Power sector regulations from the EPA are likely on shakier ground, said Freeman. While the Federal Power Act's terms give FERC more latitude to set interstate electricity policy, the language of the Clean Air Act can be "quite precise" in what powers it grants EPA.
"There may be differences because of the statute and I think Kavanaugh would look very carefully at what the statutory authority is and then what the agency's reasoning is and what their record is," Freeman said. "I do think he takes them case by case, but it's all approached with this general skepticism toward overreach."
That skepticism would likely lead Kavanaugh to vote against many of the EPA's more ambitious regulatory programs dating back to the Obama administration, like the Clean Power Plan, which sought to limit carbon emissions from power plants until President Trump withdrew it for changes.
During a 2015 D.C. Circuit hearing on the regulation, Kavanaugh sharply questioned EPA lawyers over the rule's provision allowing power plants to comply by purchasing emissions credits from other generators. Such "generation shifting" is not permitted under the Clean Air Act, critics of the regulation argued.
"There's no way to leave that argument thinking he was going to vote to uphold that plan," Freeman said.
But even if he acts to curtail EPA's regulatory latitude, energy lawyers do not expect Kavanaugh to take aim at the foundations of its authority, such as the 2008 case Massachusetts vs. EPA that compels the agency to regulate greenhouse gases under the Clean Air Act.

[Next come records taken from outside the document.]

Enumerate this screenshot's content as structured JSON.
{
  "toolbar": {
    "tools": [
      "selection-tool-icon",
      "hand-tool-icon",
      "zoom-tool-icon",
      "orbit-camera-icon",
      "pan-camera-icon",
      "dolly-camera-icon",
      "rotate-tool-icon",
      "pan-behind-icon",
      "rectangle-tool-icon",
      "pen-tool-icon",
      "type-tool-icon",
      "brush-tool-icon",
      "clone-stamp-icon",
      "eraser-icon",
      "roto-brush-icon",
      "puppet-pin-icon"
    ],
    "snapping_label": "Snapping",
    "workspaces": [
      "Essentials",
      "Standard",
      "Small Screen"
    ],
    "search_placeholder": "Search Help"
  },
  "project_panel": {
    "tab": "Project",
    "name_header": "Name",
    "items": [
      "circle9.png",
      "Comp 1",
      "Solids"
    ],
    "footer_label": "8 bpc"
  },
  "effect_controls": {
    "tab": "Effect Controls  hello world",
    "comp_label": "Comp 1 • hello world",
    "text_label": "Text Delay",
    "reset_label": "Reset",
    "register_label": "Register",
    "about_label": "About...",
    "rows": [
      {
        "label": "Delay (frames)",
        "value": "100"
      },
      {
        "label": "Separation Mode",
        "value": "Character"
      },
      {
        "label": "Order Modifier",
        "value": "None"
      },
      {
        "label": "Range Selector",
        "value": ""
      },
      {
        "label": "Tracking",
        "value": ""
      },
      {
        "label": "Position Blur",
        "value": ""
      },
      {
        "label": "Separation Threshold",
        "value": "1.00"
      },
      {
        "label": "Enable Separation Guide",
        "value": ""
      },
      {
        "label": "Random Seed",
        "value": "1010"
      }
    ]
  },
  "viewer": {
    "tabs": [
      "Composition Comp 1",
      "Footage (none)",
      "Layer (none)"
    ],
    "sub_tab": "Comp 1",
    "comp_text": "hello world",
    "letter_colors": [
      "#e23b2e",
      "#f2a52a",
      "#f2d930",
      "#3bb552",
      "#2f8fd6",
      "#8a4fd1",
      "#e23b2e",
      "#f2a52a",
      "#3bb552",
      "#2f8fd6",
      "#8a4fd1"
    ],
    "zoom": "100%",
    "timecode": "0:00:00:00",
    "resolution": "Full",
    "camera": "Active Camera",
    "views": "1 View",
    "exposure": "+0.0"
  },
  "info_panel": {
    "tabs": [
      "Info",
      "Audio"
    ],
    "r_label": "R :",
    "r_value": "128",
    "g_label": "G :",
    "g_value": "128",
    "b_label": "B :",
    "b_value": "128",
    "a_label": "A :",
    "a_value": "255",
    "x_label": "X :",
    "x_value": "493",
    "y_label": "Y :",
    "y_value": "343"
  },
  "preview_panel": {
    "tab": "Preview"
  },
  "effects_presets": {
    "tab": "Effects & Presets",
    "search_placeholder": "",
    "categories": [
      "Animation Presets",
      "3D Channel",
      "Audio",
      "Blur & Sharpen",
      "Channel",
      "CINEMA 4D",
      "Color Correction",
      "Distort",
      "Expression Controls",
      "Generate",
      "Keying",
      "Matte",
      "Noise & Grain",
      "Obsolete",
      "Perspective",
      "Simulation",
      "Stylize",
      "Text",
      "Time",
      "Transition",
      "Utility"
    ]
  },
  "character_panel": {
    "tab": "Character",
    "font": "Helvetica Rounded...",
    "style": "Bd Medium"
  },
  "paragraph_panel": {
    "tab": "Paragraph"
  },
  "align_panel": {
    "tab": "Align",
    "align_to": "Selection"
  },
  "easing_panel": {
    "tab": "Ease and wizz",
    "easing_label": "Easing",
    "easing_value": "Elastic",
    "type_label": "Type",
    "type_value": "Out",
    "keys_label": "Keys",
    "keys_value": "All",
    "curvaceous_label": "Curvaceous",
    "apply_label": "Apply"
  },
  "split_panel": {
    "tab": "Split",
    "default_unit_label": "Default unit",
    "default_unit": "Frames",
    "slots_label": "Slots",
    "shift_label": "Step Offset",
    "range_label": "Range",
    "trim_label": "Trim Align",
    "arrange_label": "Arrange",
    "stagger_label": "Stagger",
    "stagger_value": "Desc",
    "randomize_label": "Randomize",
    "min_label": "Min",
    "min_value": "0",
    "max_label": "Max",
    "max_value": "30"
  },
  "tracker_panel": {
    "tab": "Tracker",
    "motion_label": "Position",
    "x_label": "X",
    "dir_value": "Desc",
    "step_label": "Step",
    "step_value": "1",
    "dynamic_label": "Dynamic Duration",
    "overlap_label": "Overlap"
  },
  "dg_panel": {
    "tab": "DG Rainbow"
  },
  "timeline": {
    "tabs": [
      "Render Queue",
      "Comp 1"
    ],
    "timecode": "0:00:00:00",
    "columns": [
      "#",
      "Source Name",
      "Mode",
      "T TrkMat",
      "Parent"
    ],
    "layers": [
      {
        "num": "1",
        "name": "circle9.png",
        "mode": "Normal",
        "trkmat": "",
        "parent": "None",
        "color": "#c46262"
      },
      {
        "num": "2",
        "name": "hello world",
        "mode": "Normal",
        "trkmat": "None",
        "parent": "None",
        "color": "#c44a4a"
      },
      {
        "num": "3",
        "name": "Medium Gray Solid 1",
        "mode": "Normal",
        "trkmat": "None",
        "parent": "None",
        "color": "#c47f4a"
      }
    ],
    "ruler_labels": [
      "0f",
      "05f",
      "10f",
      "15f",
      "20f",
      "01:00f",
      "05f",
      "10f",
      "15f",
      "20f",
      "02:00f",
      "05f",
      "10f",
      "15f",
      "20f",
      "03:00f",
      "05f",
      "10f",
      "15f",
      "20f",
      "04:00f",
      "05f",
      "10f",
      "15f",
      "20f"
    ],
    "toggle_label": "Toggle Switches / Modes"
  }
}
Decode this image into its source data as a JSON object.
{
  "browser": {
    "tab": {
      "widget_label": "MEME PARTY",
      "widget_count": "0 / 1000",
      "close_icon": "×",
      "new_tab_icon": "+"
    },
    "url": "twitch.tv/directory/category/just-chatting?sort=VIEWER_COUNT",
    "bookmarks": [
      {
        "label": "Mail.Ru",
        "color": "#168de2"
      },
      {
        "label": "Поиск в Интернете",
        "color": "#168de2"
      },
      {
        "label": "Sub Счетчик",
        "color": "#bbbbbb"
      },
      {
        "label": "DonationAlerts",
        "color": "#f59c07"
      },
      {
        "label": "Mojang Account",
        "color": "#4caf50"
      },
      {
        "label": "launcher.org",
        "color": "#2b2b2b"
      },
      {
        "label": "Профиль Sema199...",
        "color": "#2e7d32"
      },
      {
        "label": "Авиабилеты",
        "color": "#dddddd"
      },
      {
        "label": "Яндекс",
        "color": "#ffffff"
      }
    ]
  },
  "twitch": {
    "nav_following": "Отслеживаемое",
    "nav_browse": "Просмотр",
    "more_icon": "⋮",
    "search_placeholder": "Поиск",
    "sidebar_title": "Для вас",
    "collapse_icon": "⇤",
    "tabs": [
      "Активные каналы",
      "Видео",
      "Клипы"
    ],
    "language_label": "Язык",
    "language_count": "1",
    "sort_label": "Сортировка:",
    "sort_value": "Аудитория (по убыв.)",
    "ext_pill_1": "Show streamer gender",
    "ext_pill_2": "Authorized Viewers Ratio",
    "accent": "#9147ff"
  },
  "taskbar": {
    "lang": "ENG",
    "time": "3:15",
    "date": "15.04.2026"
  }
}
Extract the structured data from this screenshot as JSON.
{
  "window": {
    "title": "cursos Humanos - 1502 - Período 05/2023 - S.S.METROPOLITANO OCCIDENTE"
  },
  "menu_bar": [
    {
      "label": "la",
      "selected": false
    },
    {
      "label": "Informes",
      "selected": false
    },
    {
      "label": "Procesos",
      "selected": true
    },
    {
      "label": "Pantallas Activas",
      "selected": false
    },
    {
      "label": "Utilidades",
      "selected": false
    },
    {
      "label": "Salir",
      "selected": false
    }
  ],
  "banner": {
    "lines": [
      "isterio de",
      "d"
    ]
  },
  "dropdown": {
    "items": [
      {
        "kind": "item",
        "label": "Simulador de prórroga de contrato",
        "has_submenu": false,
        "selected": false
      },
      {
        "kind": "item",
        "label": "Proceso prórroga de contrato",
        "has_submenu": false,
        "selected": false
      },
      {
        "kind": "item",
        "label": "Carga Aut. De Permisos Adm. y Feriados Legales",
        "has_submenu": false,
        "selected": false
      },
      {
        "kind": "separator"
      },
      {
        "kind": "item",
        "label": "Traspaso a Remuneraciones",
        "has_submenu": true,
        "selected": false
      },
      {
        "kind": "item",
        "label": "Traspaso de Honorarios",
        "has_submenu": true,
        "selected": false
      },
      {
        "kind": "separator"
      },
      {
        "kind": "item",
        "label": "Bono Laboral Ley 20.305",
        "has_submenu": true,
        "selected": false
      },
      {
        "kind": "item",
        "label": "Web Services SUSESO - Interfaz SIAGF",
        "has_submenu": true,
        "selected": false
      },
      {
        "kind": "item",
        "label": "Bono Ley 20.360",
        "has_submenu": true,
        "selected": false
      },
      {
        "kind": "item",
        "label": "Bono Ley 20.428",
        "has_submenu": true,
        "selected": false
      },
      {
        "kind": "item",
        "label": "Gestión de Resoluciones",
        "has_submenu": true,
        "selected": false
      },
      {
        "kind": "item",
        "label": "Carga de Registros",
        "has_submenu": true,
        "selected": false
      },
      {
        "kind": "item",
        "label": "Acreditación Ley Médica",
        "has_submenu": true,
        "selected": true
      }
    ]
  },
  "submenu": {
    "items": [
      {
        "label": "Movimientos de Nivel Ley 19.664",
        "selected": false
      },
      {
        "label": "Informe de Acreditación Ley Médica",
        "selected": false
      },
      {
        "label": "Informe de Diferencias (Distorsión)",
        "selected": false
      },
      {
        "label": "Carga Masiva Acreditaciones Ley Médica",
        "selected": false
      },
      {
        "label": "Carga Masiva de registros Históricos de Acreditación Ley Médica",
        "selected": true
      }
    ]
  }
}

"You could imagine Kavanaugh not voting the way Kennedy voted in Mass vs. EPA, but that is very different from saying that he would now want to undo a recent precedent."
Director, Environmental and Energy Law Program at Harvard Law School
Instead of a direct assault on that authority, Horowitz says Kavanaugh is more likely to use smaller findings around cost allocation or other technical rulemaking issues to roll back EPA's authority. He took that approach, she noted, in a 2015 opinion on the Mercury and Air Toxics Standards (MATS) that Justice Antonin Scalia drew heavily from when the Supreme Court ruled against the EPA regulations.
"In that case, EPA rulemaking was struck down, not because EPA didn't do cost benefit analysis but it didn't do it at the right point in the rulemaking process," Horowitz said, "so that's a good example of the judicial branch generally and Kavanaugh specifically interpreting agency authority narrowly."
Throughout his career, Justice Kennedy was the swing vote on a number of critical environmental cases, including Mass vs. EPA, decided in a 5-4 vote. That has caused much hand-wringing in environmental circles that the new court could act to unravel longstanding regulations, but industry lawyers say Kavanaugh and his conservative allies will likely not seek to upend established precedents.
"You could imagine Kavanaugh not voting the way Kennedy voted in Mass vs. EPA, but that is very different from saying that he would now want to undo a recent precedent," Freeman said. "You don't need to undo a recent precedent in order to keep a close watch on an agency and prevent it from overreaching. You can still impose constraints on the agency just like Kavanaugh would when it comes to the Clean Power Plan."
Even if some in industry and conservative politics want the Supreme Court to challenge EPA's authority to regulate carbon, Cavender said the extensive record of public health and environmental findings on climate change would make it difficult for even a sympathetic court to overturn.
"There's just been so much litigation in the district courts on the greenhouse gases, I don't think they're going to pull it back," he said. "If he’s a conservative, they look at precedent. Precedent now is perhaps a very narrow precedent, but it's still there and until something comes along and make them change their mind like a Brown vs. Board of Education, I think that's going to hold."